Interface dataset entries
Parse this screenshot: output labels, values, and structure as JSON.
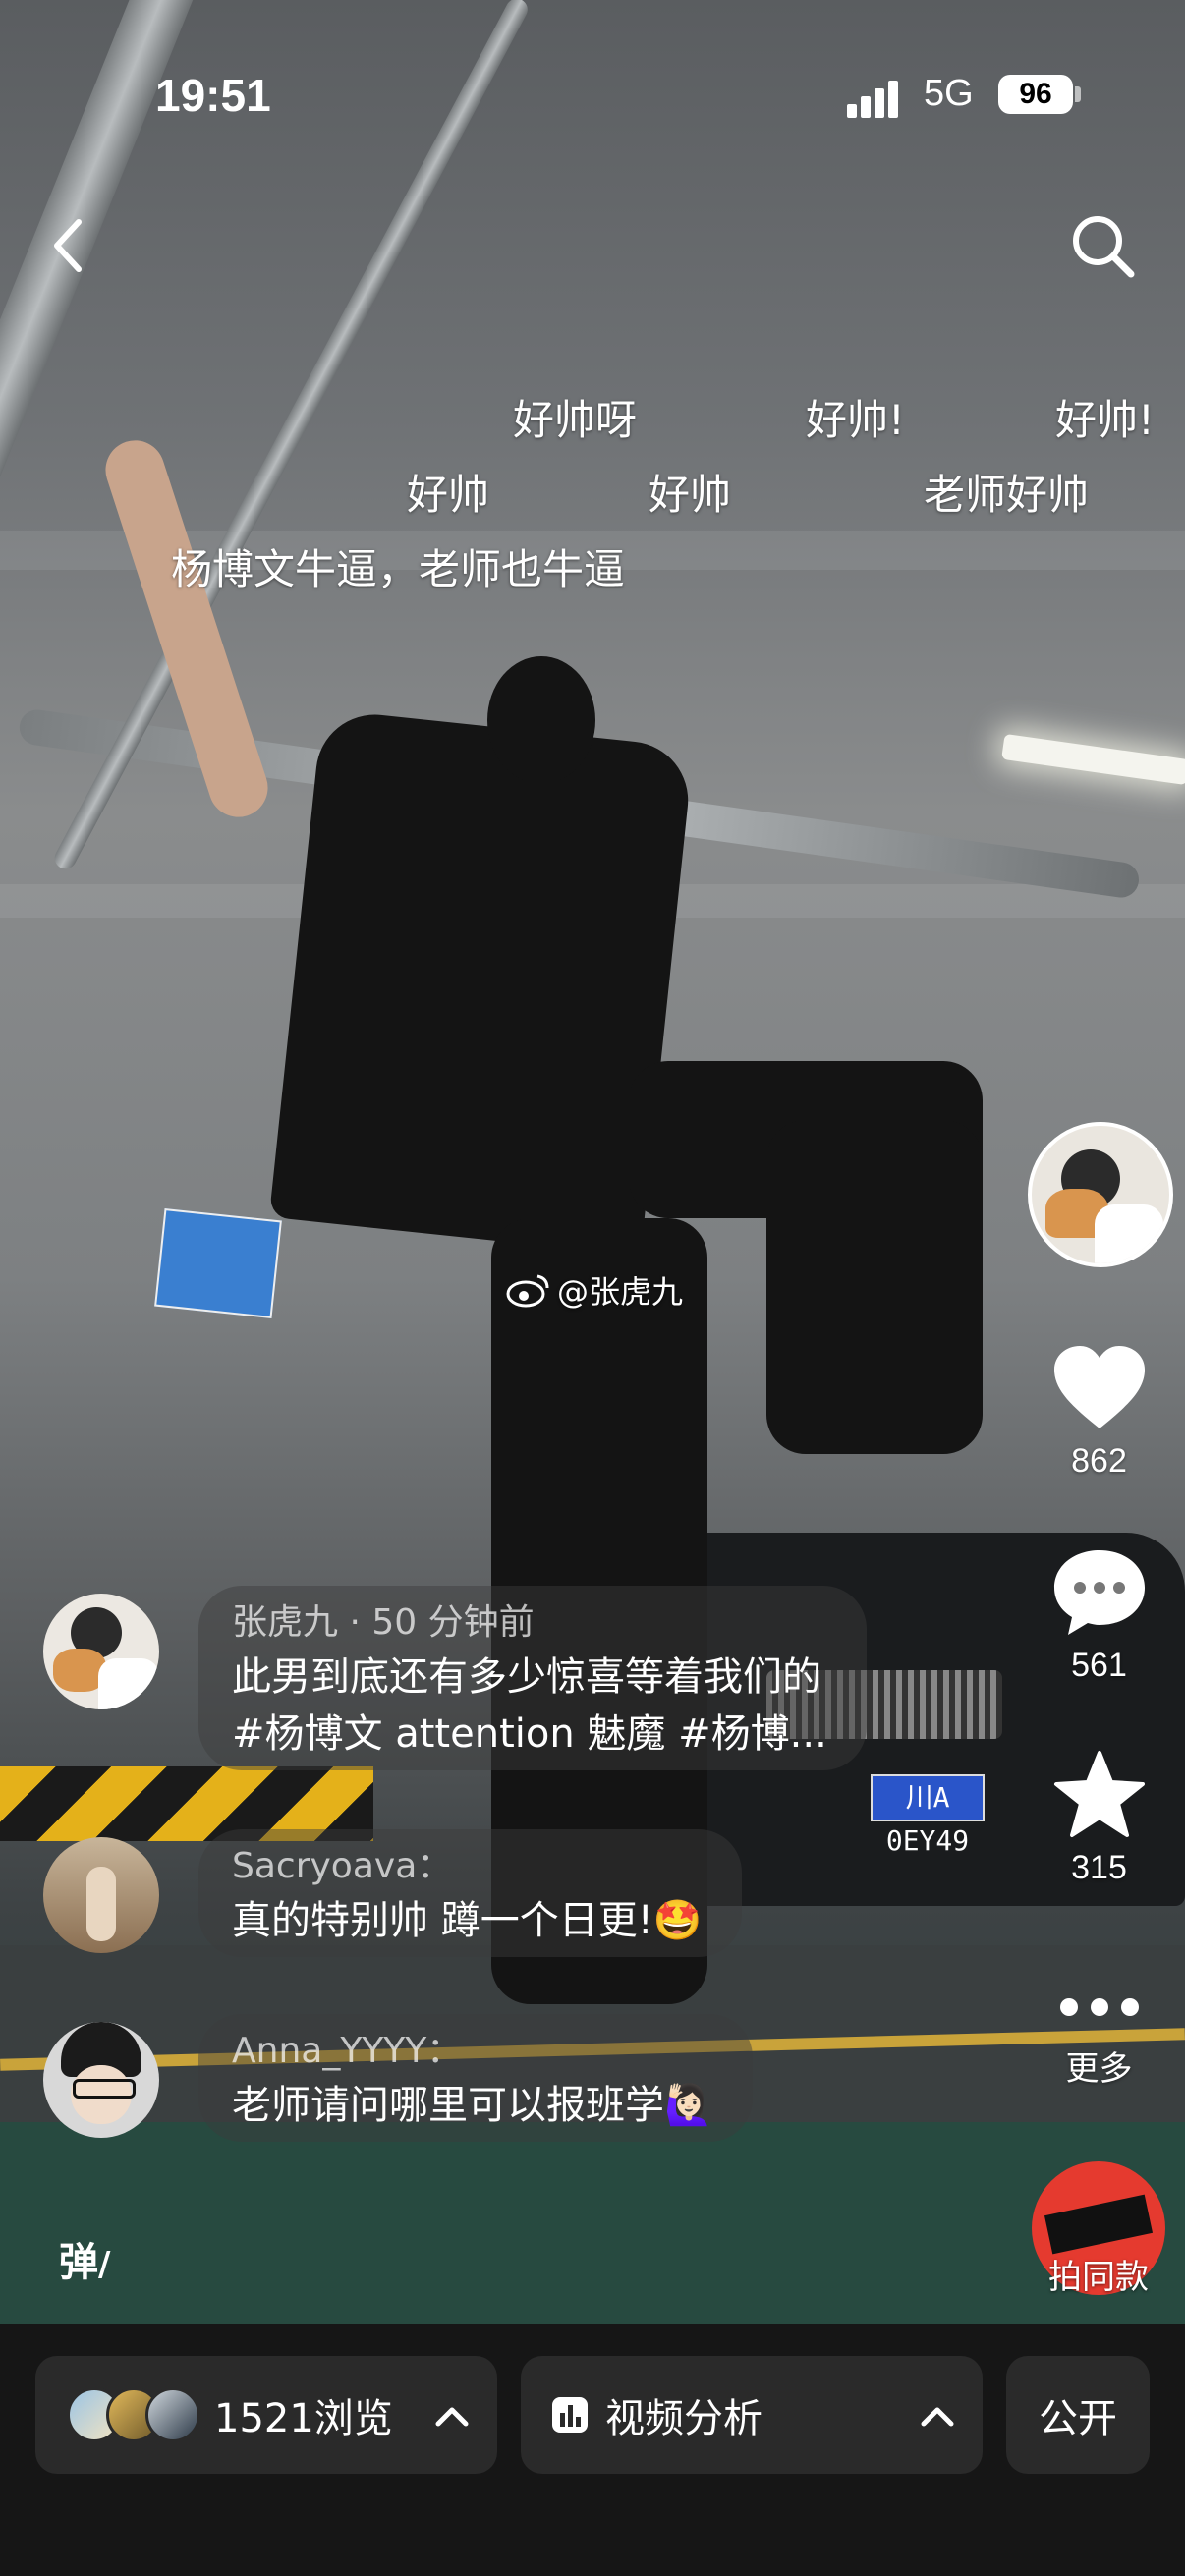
{
  "status_bar": {
    "time": "19:51",
    "network": "5G",
    "battery": "96"
  },
  "danmaku": [
    "好帅呀",
    "好帅!",
    "好帅!",
    "好帅",
    "好帅",
    "老师好帅",
    "杨博文牛逼，老师也牛逼"
  ],
  "watermark": "@张虎九",
  "side_actions": {
    "likes": "862",
    "comments": "561",
    "favorites": "315",
    "more_label": "更多",
    "same_style_label": "拍同款"
  },
  "comments": [
    {
      "name": "张虎九 · 50 分钟前",
      "text_line1": "此男到底还有多少惊喜等着我们的",
      "text_line2": "#杨博文 attention 魅魔 #杨博..."
    },
    {
      "name": "Sacryoava：",
      "text": "真的特别帅 蹲一个日更!🤩"
    },
    {
      "name": "Anna_YYYY：",
      "text": "老师请问哪里可以报班学🙋🏻‍♀️"
    }
  ],
  "danmu_toggle": "弹",
  "scene": {
    "plate_text": "川A 0EY49"
  },
  "bottom": {
    "views": "1521浏览",
    "analysis": "视频分析",
    "public": "公开"
  },
  "colors": {
    "background": "#161616",
    "pill": "#2a2a2a",
    "accent_red": "#e53a2f"
  }
}
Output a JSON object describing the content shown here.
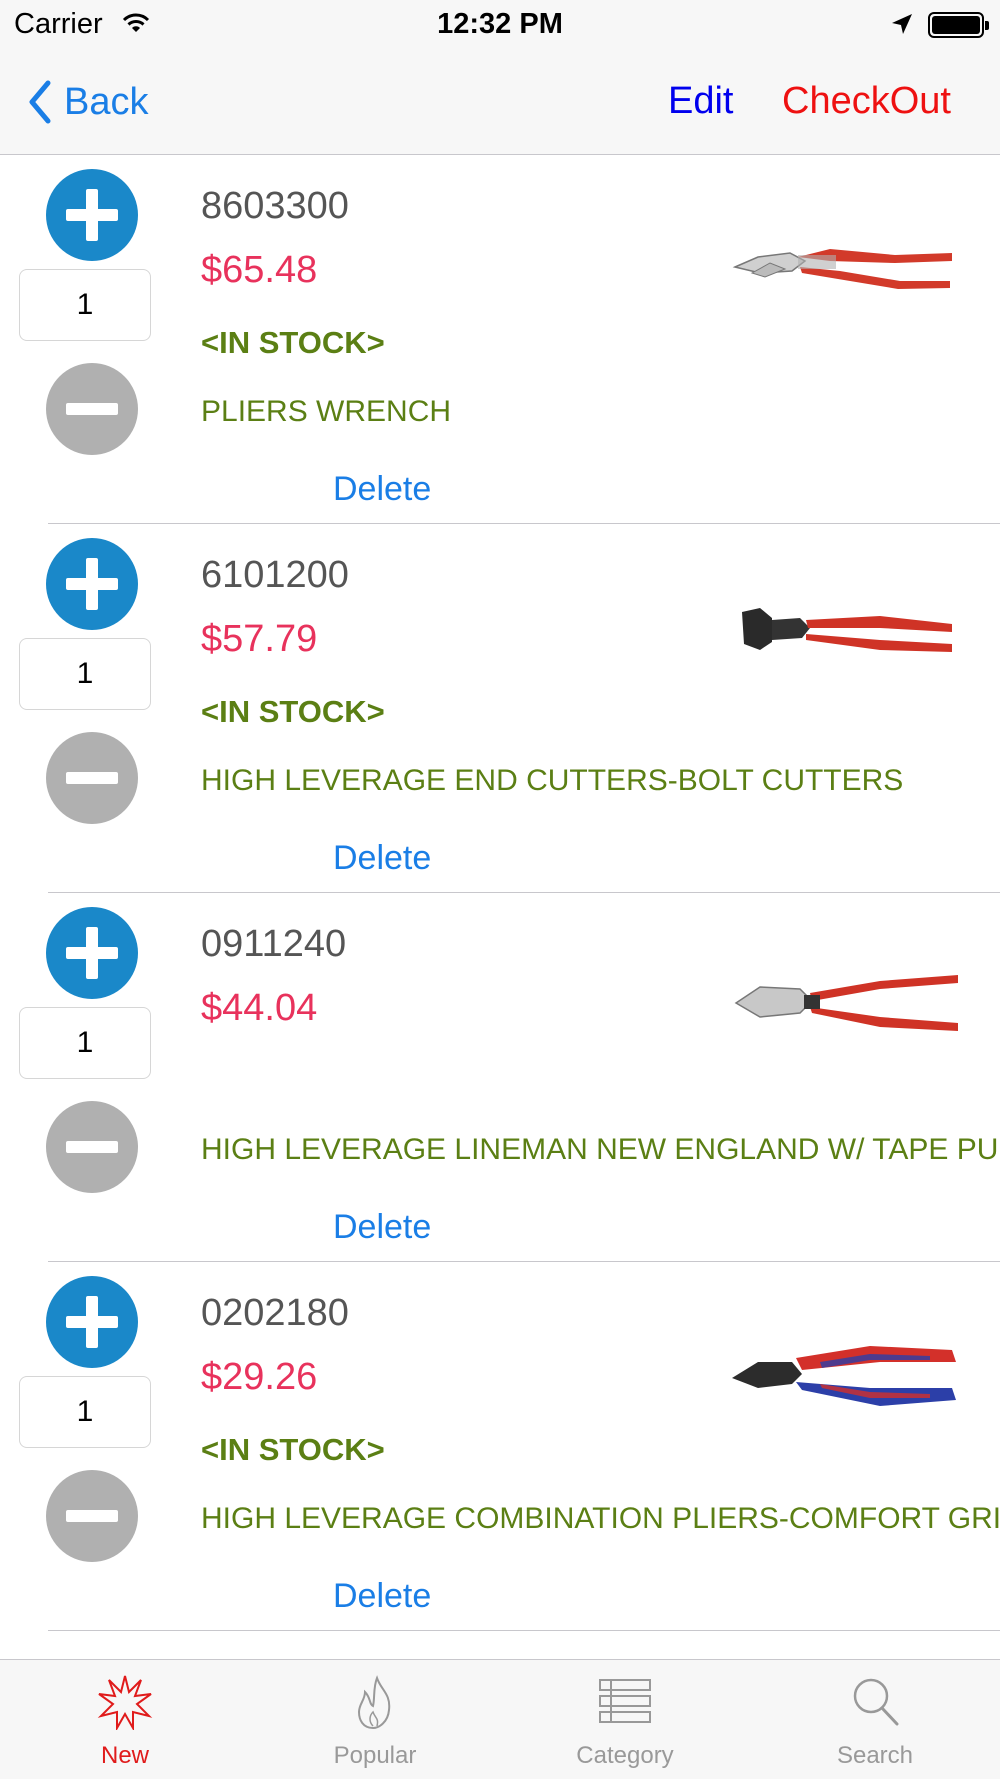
{
  "colors": {
    "accent_blue": "#1a7ee6",
    "edit_blue": "#0000ee",
    "checkout_red": "#ee1111",
    "price_red": "#e8325c",
    "stock_green": "#5b7f14",
    "plus_blue": "#1a88c9",
    "minus_gray": "#b0b0b0",
    "tab_active": "#e01b1b",
    "tab_inactive": "#999999"
  },
  "status_bar": {
    "carrier": "Carrier",
    "time": "12:32 PM",
    "icons": [
      "wifi-icon",
      "location-arrow-icon",
      "battery-icon"
    ]
  },
  "nav": {
    "back_label": "Back",
    "edit_label": "Edit",
    "checkout_label": "CheckOut"
  },
  "cart": {
    "items": [
      {
        "code": "8603300",
        "price": "$65.48",
        "stock": "<IN STOCK>",
        "description": "PLIERS WRENCH",
        "quantity": "1",
        "delete_label": "Delete",
        "image_icon": "pliers-wrench-image"
      },
      {
        "code": "6101200",
        "price": "$57.79",
        "stock": "<IN STOCK>",
        "description": "HIGH LEVERAGE END CUTTERS-BOLT CUTTERS",
        "quantity": "1",
        "delete_label": "Delete",
        "image_icon": "end-cutters-image"
      },
      {
        "code": "0911240",
        "price": "$44.04",
        "stock": "",
        "description": "HIGH LEVERAGE LINEMAN NEW ENGLAND W/ TAPE PULLER",
        "quantity": "1",
        "delete_label": "Delete",
        "image_icon": "lineman-pliers-image"
      },
      {
        "code": "0202180",
        "price": "$29.26",
        "stock": "<IN STOCK>",
        "description": "HIGH LEVERAGE COMBINATION PLIERS-COMFORT GRIP",
        "quantity": "1",
        "delete_label": "Delete",
        "image_icon": "combination-pliers-image"
      }
    ]
  },
  "tabs": [
    {
      "label": "New",
      "icon": "starburst-icon",
      "active": true
    },
    {
      "label": "Popular",
      "icon": "flame-icon",
      "active": false
    },
    {
      "label": "Category",
      "icon": "list-icon",
      "active": false
    },
    {
      "label": "Search",
      "icon": "magnifier-icon",
      "active": false
    }
  ]
}
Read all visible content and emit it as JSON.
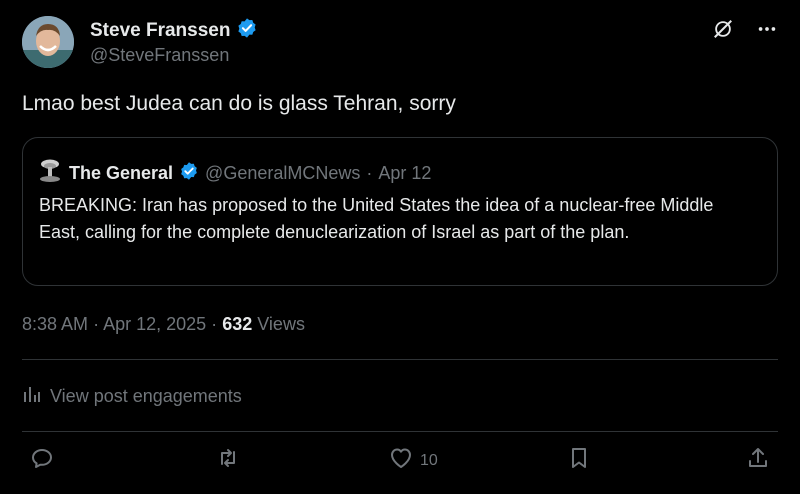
{
  "author": {
    "name": "Steve Franssen",
    "handle": "@SteveFranssen"
  },
  "post": {
    "text": "Lmao best Judea can do is glass Tehran, sorry"
  },
  "quote": {
    "name": "The General",
    "handle": "@GeneralMCNews",
    "separator": "·",
    "date": "Apr 12",
    "text": "BREAKING: Iran has proposed to the United States the idea of a nuclear-free Middle East, calling for the complete denuclearization of Israel as part of the plan."
  },
  "meta": {
    "time": "8:38 AM",
    "sep1": "·",
    "date": "Apr 12, 2025",
    "sep2": "·",
    "views_count": "632",
    "views_label": "Views"
  },
  "engagements": {
    "label": "View post engagements"
  },
  "actions": {
    "like_count": "10"
  },
  "colors": {
    "background": "#000000",
    "text": "#e7e9ea",
    "secondary": "#71767b",
    "verified": "#1d9bf0",
    "border": "#2f3336"
  },
  "icons": [
    "grok-icon",
    "more-icon",
    "verified-badge-icon",
    "analytics-icon",
    "reply-icon",
    "repost-icon",
    "like-icon",
    "bookmark-icon",
    "share-icon"
  ]
}
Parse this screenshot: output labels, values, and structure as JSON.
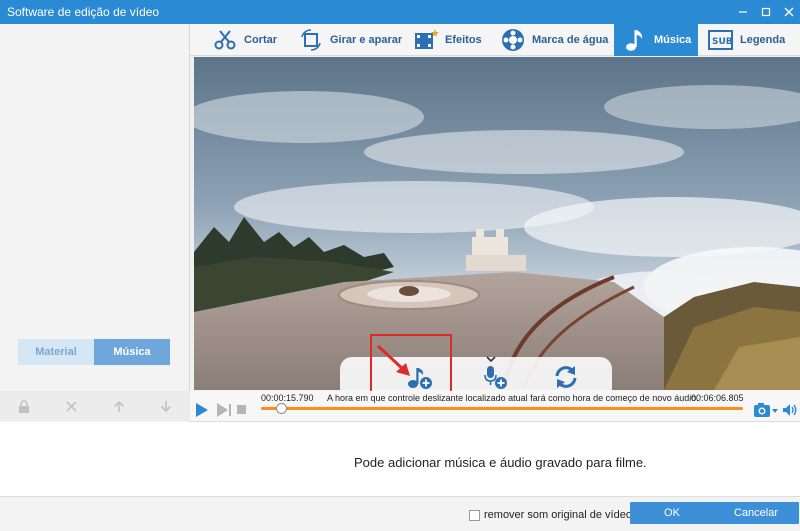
{
  "window": {
    "title": "Software de edição de vídeo"
  },
  "tabs": [
    {
      "label": "Cortar",
      "icon": "scissors-icon"
    },
    {
      "label": "Girar e aparar",
      "icon": "crop-rotate-icon"
    },
    {
      "label": "Efeitos",
      "icon": "effects-icon"
    },
    {
      "label": "Marca de água",
      "icon": "watermark-icon"
    },
    {
      "label": "Música",
      "icon": "music-note-icon",
      "active": true
    },
    {
      "label": "Legenda",
      "icon": "subtitle-icon"
    }
  ],
  "left_panel": {
    "tabs": [
      {
        "label": "Material"
      },
      {
        "label": "Música",
        "active": true
      }
    ],
    "tools": [
      "lock-icon",
      "delete-icon",
      "move-up-icon",
      "move-down-icon"
    ]
  },
  "player": {
    "current_time": "00:00:15.790",
    "end_time": "00:06:06.805",
    "hint": "A hora em que controle deslizante localizado atual fará como hora de começo de novo áudio.",
    "progress": 0.042
  },
  "info": {
    "text": "Pode adicionar música e áudio gravado para filme."
  },
  "footer": {
    "remove_audio_label": "remover som original de vídeo",
    "ok_label": "OK",
    "cancel_label": "Cancelar"
  },
  "colors": {
    "accent": "#2a8ad4",
    "timeline": "#ff8c1a",
    "highlight": "#e02a2a"
  }
}
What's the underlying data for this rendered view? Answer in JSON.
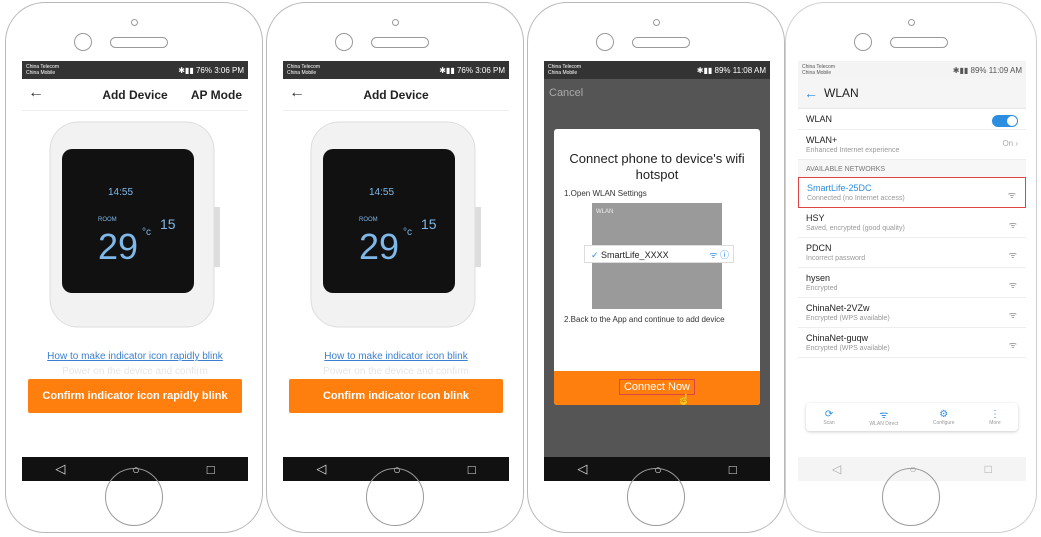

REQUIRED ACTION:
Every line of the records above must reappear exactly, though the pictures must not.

WRITTEN SOLUTION:
Parse this screenshot: output labels, values, and structure as JSON.
{
  "status_bar": {
    "time": "19:51",
    "network": "5G",
    "battery": "96"
  },
  "danmaku": [
    "好帅呀",
    "好帅!",
    "好帅!",
    "好帅",
    "好帅",
    "老师好帅",
    "杨博文牛逼，老师也牛逼"
  ],
  "watermark": "@张虎九",
  "side_actions": {
    "likes": "862",
    "comments": "561",
    "favorites": "315",
    "more_label": "更多",
    "same_style_label": "拍同款"
  },
  "comments": [
    {
      "name": "张虎九 · 50 分钟前",
      "text_line1": "此男到底还有多少惊喜等着我们的",
      "text_line2": "#杨博文 attention 魅魔 #杨博..."
    },
    {
      "name": "Sacryoava：",
      "text": "真的特别帅 蹲一个日更!🤩"
    },
    {
      "name": "Anna_YYYY：",
      "text": "老师请问哪里可以报班学🙋🏻‍♀️"
    }
  ],
  "danmu_toggle": "弹",
  "scene": {
    "plate_text": "川A 0EY49"
  },
  "bottom": {
    "views": "1521浏览",
    "analysis": "视频分析",
    "public": "公开"
  },
  "colors": {
    "background": "#161616",
    "pill": "#2a2a2a",
    "accent_red": "#e53a2f"
  }
}
Output a JSON object describing the content shown here.
{
  "colors": {
    "accent_blue": "#1a7ee6",
    "edit_blue": "#0000ee",
    "checkout_red": "#ee1111",
    "price_red": "#e8325c",
    "stock_green": "#5b7f14",
    "plus_blue": "#1a88c9",
    "minus_gray": "#b0b0b0",
    "tab_active": "#e01b1b",
    "tab_inactive": "#999999"
  },
  "status_bar": {
    "carrier": "Carrier",
    "time": "12:32 PM",
    "icons": [
      "wifi-icon",
      "location-arrow-icon",
      "battery-icon"
    ]
  },
  "nav": {
    "back_label": "Back",
    "edit_label": "Edit",
    "checkout_label": "CheckOut"
  },
  "cart": {
    "items": [
      {
        "code": "8603300",
        "price": "$65.48",
        "stock": "<IN STOCK>",
        "description": "PLIERS WRENCH",
        "quantity": "1",
        "delete_label": "Delete",
        "image_icon": "pliers-wrench-image"
      },
      {
        "code": "6101200",
        "price": "$57.79",
        "stock": "<IN STOCK>",
        "description": "HIGH LEVERAGE END CUTTERS-BOLT CUTTERS",
        "quantity": "1",
        "delete_label": "Delete",
        "image_icon": "end-cutters-image"
      },
      {
        "code": "0911240",
        "price": "$44.04",
        "stock": "",
        "description": "HIGH LEVERAGE LINEMAN NEW ENGLAND W/ TAPE PULLER",
        "quantity": "1",
        "delete_label": "Delete",
        "image_icon": "lineman-pliers-image"
      },
      {
        "code": "0202180",
        "price": "$29.26",
        "stock": "<IN STOCK>",
        "description": "HIGH LEVERAGE COMBINATION PLIERS-COMFORT GRIP",
        "quantity": "1",
        "delete_label": "Delete",
        "image_icon": "combination-pliers-image"
      }
    ]
  },
  "tabs": [
    {
      "label": "New",
      "icon": "starburst-icon",
      "active": true
    },
    {
      "label": "Popular",
      "icon": "flame-icon",
      "active": false
    },
    {
      "label": "Category",
      "icon": "list-icon",
      "active": false
    },
    {
      "label": "Search",
      "icon": "magnifier-icon",
      "active": false
    }
  ]
}
Read all visible content and emit it as JSON.
{
  "author": {
    "name": "Steve Franssen",
    "handle": "@SteveFranssen"
  },
  "post": {
    "text": "Lmao best Judea can do is glass Tehran, sorry"
  },
  "quote": {
    "name": "The General",
    "handle": "@GeneralMCNews",
    "separator": "·",
    "date": "Apr 12",
    "text": "BREAKING: Iran has proposed to the United States the idea of a nuclear-free Middle East, calling for the complete denuclearization of Israel as part of the plan."
  },
  "meta": {
    "time": "8:38 AM",
    "sep1": "·",
    "date": "Apr 12, 2025",
    "sep2": "·",
    "views_count": "632",
    "views_label": "Views"
  },
  "engagements": {
    "label": "View post engagements"
  },
  "actions": {
    "like_count": "10"
  },
  "colors": {
    "background": "#000000",
    "text": "#e7e9ea",
    "secondary": "#71767b",
    "verified": "#1d9bf0",
    "border": "#2f3336"
  },
  "icons": [
    "grok-icon",
    "more-icon",
    "verified-badge-icon",
    "analytics-icon",
    "reply-icon",
    "repost-icon",
    "like-icon",
    "bookmark-icon",
    "share-icon"
  ]
}
Parse this screenshot: output labels, values, and structure as JSON.
{
  "window": {
    "title": "Software de edição de vídeo"
  },
  "tabs": [
    {
      "label": "Cortar",
      "icon": "scissors-icon"
    },
    {
      "label": "Girar e aparar",
      "icon": "crop-rotate-icon"
    },
    {
      "label": "Efeitos",
      "icon": "effects-icon"
    },
    {
      "label": "Marca de água",
      "icon": "watermark-icon"
    },
    {
      "label": "Música",
      "icon": "music-note-icon",
      "active": true
    },
    {
      "label": "Legenda",
      "icon": "subtitle-icon"
    }
  ],
  "left_panel": {
    "tabs": [
      {
        "label": "Material"
      },
      {
        "label": "Música",
        "active": true
      }
    ],
    "tools": [
      "lock-icon",
      "delete-icon",
      "move-up-icon",
      "move-down-icon"
    ]
  },
  "player": {
    "current_time": "00:00:15.790",
    "end_time": "00:06:06.805",
    "hint": "A hora em que controle deslizante localizado atual fará como hora de começo de novo áudio.",
    "progress": 0.042
  },
  "info": {
    "text": "Pode adicionar música e áudio gravado para filme."
  },
  "footer": {
    "remove_audio_label": "remover som original de vídeo",
    "ok_label": "OK",
    "cancel_label": "Cancelar"
  },
  "colors": {
    "accent": "#2a8ad4",
    "timeline": "#ff8c1a",
    "highlight": "#e02a2a"
  }
}
What's the underlying data for this rendered view? Answer in JSON.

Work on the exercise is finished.